This year we bounced around between locals and national acts, with a pretty laid back schedule. Sometimes it’s better to enjoy it than run around from stage to stage catching half sets.
Our Friday night started off with Ponderosa, who I haven’t seen since their sound changed a good bit. It’s almost like the Georgia southern rockers took a left turn into chillwave after their last Columbia show. They still have that rural swagger, plaid and ripped jeans, but their live show now vibes harder where in the past it was cigarettes and shots of whiskey.
Saturday’s highlight was Apache Relay. After playing about ever major festival in the US over the past year, and weeks before they open for Mumford and Sons at Hollywood Bowl, they graced us with their presence on the small, but prime Beer Garden stage. Can I get an “Ale yeah?” The entire day people had enjoyed the nice weather and craft brews by sitting at the many tables in front of the stage. When Apache hit the stage the crowd packed in to the front. At one point before the show I thought I spotted Dawes drummer Griffin Goldsmith. It’s pretty easy to spot him with that mop, but what are the odds that it was actually him and not his bizarro? We then put together the pieces and realized that Dawes was in Asheville recording their new album and he had come down to see his buds.
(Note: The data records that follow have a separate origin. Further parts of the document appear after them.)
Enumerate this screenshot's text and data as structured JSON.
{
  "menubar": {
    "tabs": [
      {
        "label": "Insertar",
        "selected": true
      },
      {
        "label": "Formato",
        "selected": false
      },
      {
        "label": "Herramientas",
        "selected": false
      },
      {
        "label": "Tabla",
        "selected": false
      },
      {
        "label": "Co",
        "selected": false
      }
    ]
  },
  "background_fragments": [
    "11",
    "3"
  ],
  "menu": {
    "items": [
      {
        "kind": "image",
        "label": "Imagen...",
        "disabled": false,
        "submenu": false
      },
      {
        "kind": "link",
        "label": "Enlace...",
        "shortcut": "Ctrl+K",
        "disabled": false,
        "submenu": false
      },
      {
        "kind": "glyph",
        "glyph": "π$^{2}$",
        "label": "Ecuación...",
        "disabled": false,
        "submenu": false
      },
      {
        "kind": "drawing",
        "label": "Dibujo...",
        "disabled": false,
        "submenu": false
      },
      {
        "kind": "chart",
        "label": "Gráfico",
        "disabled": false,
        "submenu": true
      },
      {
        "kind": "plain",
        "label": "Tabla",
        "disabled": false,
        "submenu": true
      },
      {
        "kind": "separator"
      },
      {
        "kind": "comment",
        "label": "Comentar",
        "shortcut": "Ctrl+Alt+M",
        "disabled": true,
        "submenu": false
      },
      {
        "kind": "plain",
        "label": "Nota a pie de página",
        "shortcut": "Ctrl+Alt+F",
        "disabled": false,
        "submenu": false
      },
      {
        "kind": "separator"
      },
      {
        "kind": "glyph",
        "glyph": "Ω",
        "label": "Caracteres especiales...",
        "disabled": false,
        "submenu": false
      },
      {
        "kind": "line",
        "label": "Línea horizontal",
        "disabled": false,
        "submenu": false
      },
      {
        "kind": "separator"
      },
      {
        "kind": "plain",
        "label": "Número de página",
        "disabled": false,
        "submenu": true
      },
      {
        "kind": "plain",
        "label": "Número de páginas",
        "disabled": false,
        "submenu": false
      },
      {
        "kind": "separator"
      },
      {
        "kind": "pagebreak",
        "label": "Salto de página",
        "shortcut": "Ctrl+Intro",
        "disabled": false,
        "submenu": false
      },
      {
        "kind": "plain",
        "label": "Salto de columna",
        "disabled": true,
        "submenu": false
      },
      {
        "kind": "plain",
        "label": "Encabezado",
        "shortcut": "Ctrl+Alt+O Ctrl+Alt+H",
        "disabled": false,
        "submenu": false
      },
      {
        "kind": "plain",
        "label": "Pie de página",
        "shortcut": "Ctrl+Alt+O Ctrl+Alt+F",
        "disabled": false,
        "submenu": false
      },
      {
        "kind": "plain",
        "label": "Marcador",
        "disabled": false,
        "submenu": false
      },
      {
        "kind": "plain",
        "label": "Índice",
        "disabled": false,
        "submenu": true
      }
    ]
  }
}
He must have enjoyed the festival when Dawes headlined last year. It wasn’t long before girls were taking pictures with him. Apache Relay put on a great show. They’ve obviously learned a thing or two about entertaining a festival crowd over the last two years.
Sunday was highlighted by Jill Andrews and Justin Townes Earle. With Andrews hour-long set she played some deep cuts from The Everybodyfields day, along with new songs. She had some fervent fans in the crowd calling out songs. Songs that hadn’t been rehearsed with the band. She played along though and acted like she might play them acoustic beside the van after the show. Pretty awesome right?
JTE followed Andrews, and was the finale of the festival. After playing the night before in Columbia at the Jam Room Music Festival, Earle was upbeat and happy to be in Greenville. He started off his set with a couple of songs solo. For a road tested musician, that’s played many a large stage, JTE keeps it relaxed. After messing up early into one of his opening songs he laughed it off and started over. He’s earned the right to do that, where many others that try to pull it off haven’t. As usual the highlight of his sets are the patter between songs. The stories behind his folk and soul tunes. He schooled everyone on why he ditched being labeled country music and where it all went wrong. In my opinion blame Glen Campbell, but you can blame any damn early pop country pioneer you want. Blame all the ones that ditched the twelve bar blues that Hank Sr. introduced.
The two biggest complaints I heard were related to the lack of diversity in the music, Americana ruled this year, and that the beer selection was a bit lackluster. I was fine with the beer. I wasn’t going to stray too far from the Dogfish Head.
Photos by Berkley Aiken